■ Try it:
Please give all of the data again, character for character, and drop the pictures.

[[ Supplied information open ]]

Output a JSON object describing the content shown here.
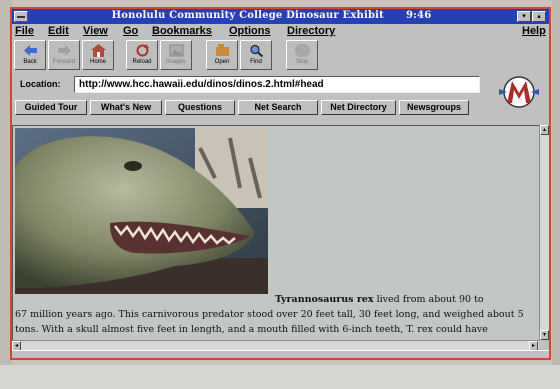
{
  "window": {
    "title": "Honolulu Community College Dinosaur Exhibit",
    "clock": "9:46",
    "sys_menu_icon": "system-menu-icon",
    "minimize_glyph": "▾",
    "maximize_glyph": "▴"
  },
  "menu": {
    "items": [
      "File",
      "Edit",
      "View",
      "Go",
      "Bookmarks",
      "Options",
      "Directory"
    ],
    "help": "Help"
  },
  "toolbar": {
    "buttons": [
      {
        "label": "Back",
        "icon": "back-arrow-icon",
        "enabled": true
      },
      {
        "label": "Forward",
        "icon": "forward-arrow-icon",
        "enabled": false
      },
      {
        "label": "Home",
        "icon": "home-icon",
        "enabled": true
      },
      {
        "label": "Reload",
        "icon": "reload-icon",
        "enabled": true
      },
      {
        "label": "Images",
        "icon": "images-icon",
        "enabled": false
      },
      {
        "label": "Open",
        "icon": "open-icon",
        "enabled": true
      },
      {
        "label": "Find",
        "icon": "find-icon",
        "enabled": true
      },
      {
        "label": "Stop",
        "icon": "stop-icon",
        "enabled": false
      }
    ]
  },
  "location": {
    "label": "Location:",
    "url": "http://www.hcc.hawaii.edu/dinos/dinos.2.html#head"
  },
  "directory_buttons": [
    "Guided Tour",
    "What's New",
    "Questions",
    "Net Search",
    "Net Directory",
    "Newsgroups"
  ],
  "content": {
    "species": "Tyrannosaurus rex",
    "first_line_rest": " lived from about 90 to",
    "paragraph": "67 million years ago. This carnivorous predator stood over 20 feet tall, 30 feet long, and weighed about 5 tons. With a skull almost five feet in length, and a mouth filled with 6-inch teeth, T. rex could have swallowed an average-sized person."
  },
  "colors": {
    "titlebar": "#2440b8",
    "window_face": "#c0c0c0",
    "content_bg": "#c2c6c4"
  }
}
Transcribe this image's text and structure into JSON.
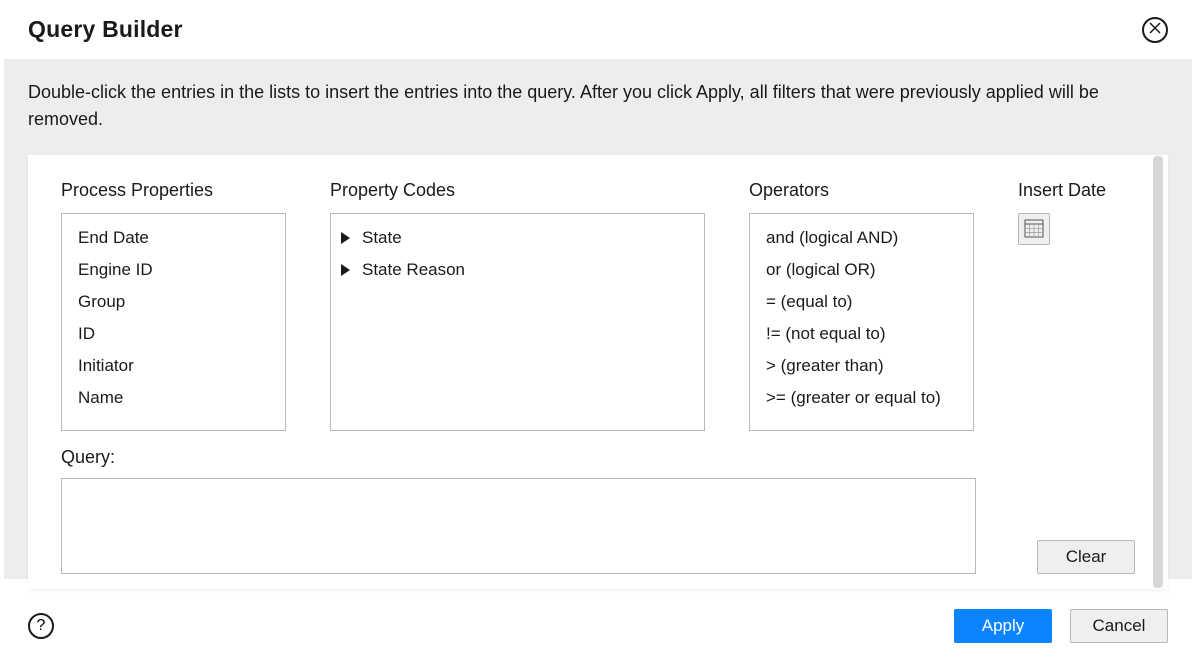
{
  "header": {
    "title": "Query Builder"
  },
  "instructions": "Double-click the entries in the lists to insert the entries into the query. After you click Apply, all filters that were previously applied will be removed.",
  "columns": {
    "process_properties": {
      "label": "Process Properties",
      "items": [
        "End Date",
        "Engine ID",
        "Group",
        "ID",
        "Initiator",
        "Name"
      ]
    },
    "property_codes": {
      "label": "Property Codes",
      "items": [
        "State",
        "State Reason"
      ]
    },
    "operators": {
      "label": "Operators",
      "items": [
        "and (logical AND)",
        "or (logical OR)",
        "= (equal to)",
        "!= (not equal to)",
        "> (greater than)",
        ">= (greater or equal to)"
      ]
    },
    "insert_date": {
      "label": "Insert Date"
    }
  },
  "query": {
    "label": "Query:",
    "value": ""
  },
  "buttons": {
    "clear": "Clear",
    "apply": "Apply",
    "cancel": "Cancel"
  }
}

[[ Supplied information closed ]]

■ Exercise response:
Output a JSON object describing the content shown here.
{
  "window": {
    "title": "Honolulu Community College Dinosaur Exhibit",
    "clock": "9:46",
    "sys_menu_icon": "system-menu-icon",
    "minimize_glyph": "▾",
    "maximize_glyph": "▴"
  },
  "menu": {
    "items": [
      "File",
      "Edit",
      "View",
      "Go",
      "Bookmarks",
      "Options",
      "Directory"
    ],
    "help": "Help"
  },
  "toolbar": {
    "buttons": [
      {
        "label": "Back",
        "icon": "back-arrow-icon",
        "enabled": true
      },
      {
        "label": "Forward",
        "icon": "forward-arrow-icon",
        "enabled": false
      },
      {
        "label": "Home",
        "icon": "home-icon",
        "enabled": true
      },
      {
        "label": "Reload",
        "icon": "reload-icon",
        "enabled": true
      },
      {
        "label": "Images",
        "icon": "images-icon",
        "enabled": false
      },
      {
        "label": "Open",
        "icon": "open-icon",
        "enabled": true
      },
      {
        "label": "Find",
        "icon": "find-icon",
        "enabled": true
      },
      {
        "label": "Stop",
        "icon": "stop-icon",
        "enabled": false
      }
    ]
  },
  "location": {
    "label": "Location:",
    "url": "http://www.hcc.hawaii.edu/dinos/dinos.2.html#head"
  },
  "directory_buttons": [
    "Guided Tour",
    "What's New",
    "Questions",
    "Net Search",
    "Net Directory",
    "Newsgroups"
  ],
  "content": {
    "species": "Tyrannosaurus rex",
    "first_line_rest": " lived from about 90 to",
    "paragraph": "67 million years ago. This carnivorous predator stood over 20 feet tall, 30 feet long, and weighed about 5 tons. With a skull almost five feet in length, and a mouth filled with 6-inch teeth, T. rex could have swallowed an average-sized person."
  },
  "colors": {
    "titlebar": "#2440b8",
    "window_face": "#c0c0c0",
    "content_bg": "#c2c6c4"
  }
}
Transcribe this image's text and structure into JSON.
{
  "header": {
    "title": "Query Builder"
  },
  "instructions": "Double-click the entries in the lists to insert the entries into the query. After you click Apply, all filters that were previously applied will be removed.",
  "columns": {
    "process_properties": {
      "label": "Process Properties",
      "items": [
        "End Date",
        "Engine ID",
        "Group",
        "ID",
        "Initiator",
        "Name"
      ]
    },
    "property_codes": {
      "label": "Property Codes",
      "items": [
        "State",
        "State Reason"
      ]
    },
    "operators": {
      "label": "Operators",
      "items": [
        "and (logical AND)",
        "or (logical OR)",
        "= (equal to)",
        "!= (not equal to)",
        "> (greater than)",
        ">= (greater or equal to)"
      ]
    },
    "insert_date": {
      "label": "Insert Date"
    }
  },
  "query": {
    "label": "Query:",
    "value": ""
  },
  "buttons": {
    "clear": "Clear",
    "apply": "Apply",
    "cancel": "Cancel"
  }
}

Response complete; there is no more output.